(1846-1928) – This photograph was taken
at age 80.

Chutaro Nakano was Kan-ichi’s eldest son and was born when Kan-ichi was only 16 years of age.  Chutaro Nakano was known as a collector of fine Japanese arts and it is his collection which now is on display at the Nakano Residence – Museum of Art Foundation.  As stated before, his art collection includes 12 works that are deemed National Treasures and an additional 30 works that are deemed important Cultural Assets.

Chutaro Nakano
(1862-1939) – This photograph was taken
at age 75.


Oil and Niitsu City:

In contemporary society, oil is considered a necessary energy and life source.  Today, most of the oil used by Japan is imported from other countries.  However, the history of oil in our country is long and interesting.  Oil from the Niitsu City area was first mentioned in the Nihon Shoki, a text that chronicles the beginnings of Japan and was written in 720 AD.  This historical text states, “The burning soil and the burning water were presented from the land of Echi in 668 AD.”  The reference to Echi refers to what is considered modern day Niitsu City and the surrounding area and the quote captures how rich the land was with oil.

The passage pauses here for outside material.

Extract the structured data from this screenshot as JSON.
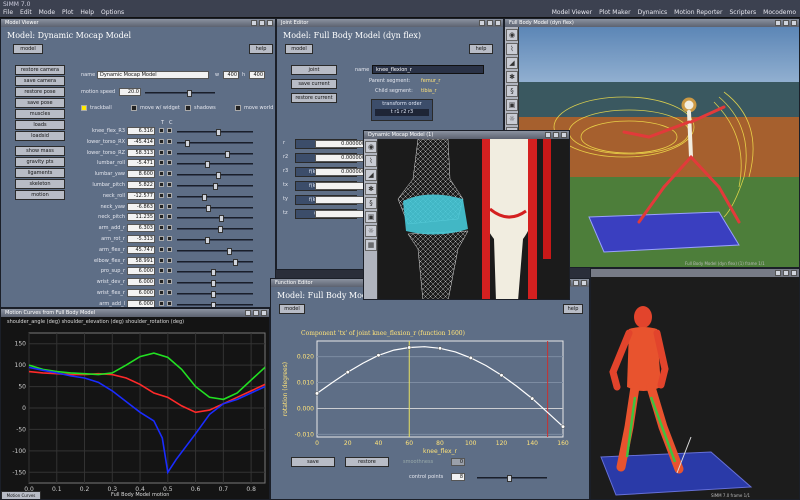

Since then other historical documents have memorialized the role Niitsu City has played in Japan’s oil industry.  Niitsu was known worldwide as a quality oil-producing area. Accounts describe the Niitsu area as a forest of oil wells”, especially in the Kanazu district of the Niitsu City during the Meiji Era.  The Nakano Residence – Museum of Art Foundation hopes that it will help show you how oil production in the region changed the lives of people in this area, as well as show you how it changed one family in particular, the Nakano family.

Note: Niitsu City became part of the Akiha Ward of Niigata City in April 2007.


Directions:

- From Yashiroda Station (JR Shinnetsu Line): It is approximately 3 minutes by taxi or 15 minutes by foot.
- Niitsu Station (JR Shinetsu Line): It is approximately 15 minutes by taxi.
- Niitsu Interchange (
Banetsu Route): It is approximately 20 minutes by car.
- Sanjotsubame Interchange (
Hokuriku Route): It is approximately 30 minutes by car. 

Contact Information:

Address: 598 Kanazu, Akiha-ku, Niigata-shi, Niigata 956-0845
Phone / Fax: 0250-25-1000 

Website: http://www.nakanotei-muse.com – Japanese Version
     
http://www.nakanotei-muse.com/top_english.html - English Version